■ **Given data**

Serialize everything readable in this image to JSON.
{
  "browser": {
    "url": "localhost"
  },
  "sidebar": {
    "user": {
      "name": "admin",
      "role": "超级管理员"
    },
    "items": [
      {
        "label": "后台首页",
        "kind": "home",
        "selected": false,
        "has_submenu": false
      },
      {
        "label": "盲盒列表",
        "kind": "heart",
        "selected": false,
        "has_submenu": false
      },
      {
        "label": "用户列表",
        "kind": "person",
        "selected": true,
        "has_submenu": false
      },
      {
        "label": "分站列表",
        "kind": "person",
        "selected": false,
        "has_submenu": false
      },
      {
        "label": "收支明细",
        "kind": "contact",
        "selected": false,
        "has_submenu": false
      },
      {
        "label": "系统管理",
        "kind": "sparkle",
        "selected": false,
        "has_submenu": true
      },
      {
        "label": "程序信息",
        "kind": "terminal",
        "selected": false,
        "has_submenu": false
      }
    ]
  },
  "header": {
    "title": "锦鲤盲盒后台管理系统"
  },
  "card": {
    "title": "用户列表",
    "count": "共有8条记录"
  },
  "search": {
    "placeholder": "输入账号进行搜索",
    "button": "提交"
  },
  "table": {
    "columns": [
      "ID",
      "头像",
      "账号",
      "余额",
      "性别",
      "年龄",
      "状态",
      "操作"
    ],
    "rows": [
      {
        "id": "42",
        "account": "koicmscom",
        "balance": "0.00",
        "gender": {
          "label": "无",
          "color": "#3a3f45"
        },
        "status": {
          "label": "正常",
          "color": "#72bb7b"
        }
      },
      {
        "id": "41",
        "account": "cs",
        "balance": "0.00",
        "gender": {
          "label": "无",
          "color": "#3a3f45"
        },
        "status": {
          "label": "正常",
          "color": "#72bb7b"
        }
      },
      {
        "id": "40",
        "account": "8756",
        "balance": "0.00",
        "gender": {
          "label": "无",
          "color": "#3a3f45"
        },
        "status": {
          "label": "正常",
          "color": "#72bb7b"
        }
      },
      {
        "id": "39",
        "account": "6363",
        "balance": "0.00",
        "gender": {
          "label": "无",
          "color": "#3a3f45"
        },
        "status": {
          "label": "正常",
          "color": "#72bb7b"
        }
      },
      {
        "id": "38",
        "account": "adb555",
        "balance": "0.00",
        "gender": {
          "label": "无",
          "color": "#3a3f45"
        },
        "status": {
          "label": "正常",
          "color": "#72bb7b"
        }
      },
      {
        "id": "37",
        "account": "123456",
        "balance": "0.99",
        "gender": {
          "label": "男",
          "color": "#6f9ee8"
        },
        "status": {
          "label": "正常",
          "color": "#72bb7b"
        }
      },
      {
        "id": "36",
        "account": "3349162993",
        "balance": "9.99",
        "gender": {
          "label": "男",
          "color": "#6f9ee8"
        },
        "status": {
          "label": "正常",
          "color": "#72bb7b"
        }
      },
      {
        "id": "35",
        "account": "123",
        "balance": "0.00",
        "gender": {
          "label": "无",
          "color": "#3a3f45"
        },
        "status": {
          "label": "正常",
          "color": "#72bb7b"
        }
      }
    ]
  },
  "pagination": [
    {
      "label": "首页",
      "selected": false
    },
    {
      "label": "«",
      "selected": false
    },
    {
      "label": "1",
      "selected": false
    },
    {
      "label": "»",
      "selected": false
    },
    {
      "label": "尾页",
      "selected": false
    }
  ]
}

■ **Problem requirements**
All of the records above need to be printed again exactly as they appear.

■ **Your solution**
Serialize everything readable in this image to JSON.
{
  "browser": {
    "url": "localhost"
  },
  "sidebar": {
    "user": {
      "name": "admin",
      "role": "超级管理员"
    },
    "items": [
      {
        "label": "后台首页",
        "kind": "home",
        "selected": false,
        "has_submenu": false
      },
      {
        "label": "盲盒列表",
        "kind": "heart",
        "selected": false,
        "has_submenu": false
      },
      {
        "label": "用户列表",
        "kind": "person",
        "selected": true,
        "has_submenu": false
      },
      {
        "label": "分站列表",
        "kind": "person",
        "selected": false,
        "has_submenu": false
      },
      {
        "label": "收支明细",
        "kind": "contact",
        "selected": false,
        "has_submenu": false
      },
      {
        "label": "系统管理",
        "kind": "sparkle",
        "selected": false,
        "has_submenu": true
      },
      {
        "label": "程序信息",
        "kind": "terminal",
        "selected": false,
        "has_submenu": false
      }
    ]
  },
  "header": {
    "title": "锦鲤盲盒后台管理系统"
  },
  "card": {
    "title": "用户列表",
    "count": "共有8条记录"
  },
  "search": {
    "placeholder": "输入账号进行搜索",
    "button": "提交"
  },
  "table": {
    "columns": [
      "ID",
      "头像",
      "账号",
      "余额",
      "性别",
      "年龄",
      "状态",
      "操作"
    ],
    "rows": [
      {
        "id": "42",
        "account": "koicmscom",
        "balance": "0.00",
        "gender": {
          "label": "无",
          "color": "#3a3f45"
        },
        "status": {
          "label": "正常",
          "color": "#72bb7b"
        }
      },
      {
        "id": "41",
        "account": "cs",
        "balance": "0.00",
        "gender": {
          "label": "无",
          "color": "#3a3f45"
        },
        "status": {
          "label": "正常",
          "color": "#72bb7b"
        }
      },
      {
        "id": "40",
        "account": "8756",
        "balance": "0.00",
        "gender": {
          "label": "无",
          "color": "#3a3f45"
        },
        "status": {
          "label": "正常",
          "color": "#72bb7b"
        }
      },
      {
        "id": "39",
        "account": "6363",
        "balance": "0.00",
        "gender": {
          "label": "无",
          "color": "#3a3f45"
        },
        "status": {
          "label": "正常",
          "color": "#72bb7b"
        }
      },
      {
        "id": "38",
        "account": "adb555",
        "balance": "0.00",
        "gender": {
          "label": "无",
          "color": "#3a3f45"
        },
        "status": {
          "label": "正常",
          "color": "#72bb7b"
        }
      },
      {
        "id": "37",
        "account": "123456",
        "balance": "0.99",
        "gender": {
          "label": "男",
          "color": "#6f9ee8"
        },
        "status": {
          "label": "正常",
          "color": "#72bb7b"
        }
      },
      {
        "id": "36",
        "account": "3349162993",
        "balance": "9.99",
        "gender": {
          "label": "男",
          "color": "#6f9ee8"
        },
        "status": {
          "label": "正常",
          "color": "#72bb7b"
        }
      },
      {
        "id": "35",
        "account": "123",
        "balance": "0.00",
        "gender": {
          "label": "无",
          "color": "#3a3f45"
        },
        "status": {
          "label": "正常",
          "color": "#72bb7b"
        }
      }
    ]
  },
  "pagination": [
    {
      "label": "首页",
      "selected": false
    },
    {
      "label": "«",
      "selected": false
    },
    {
      "label": "1",
      "selected": false
    },
    {
      "label": "»",
      "selected": false
    },
    {
      "label": "尾页",
      "selected": false
    }
  ]
}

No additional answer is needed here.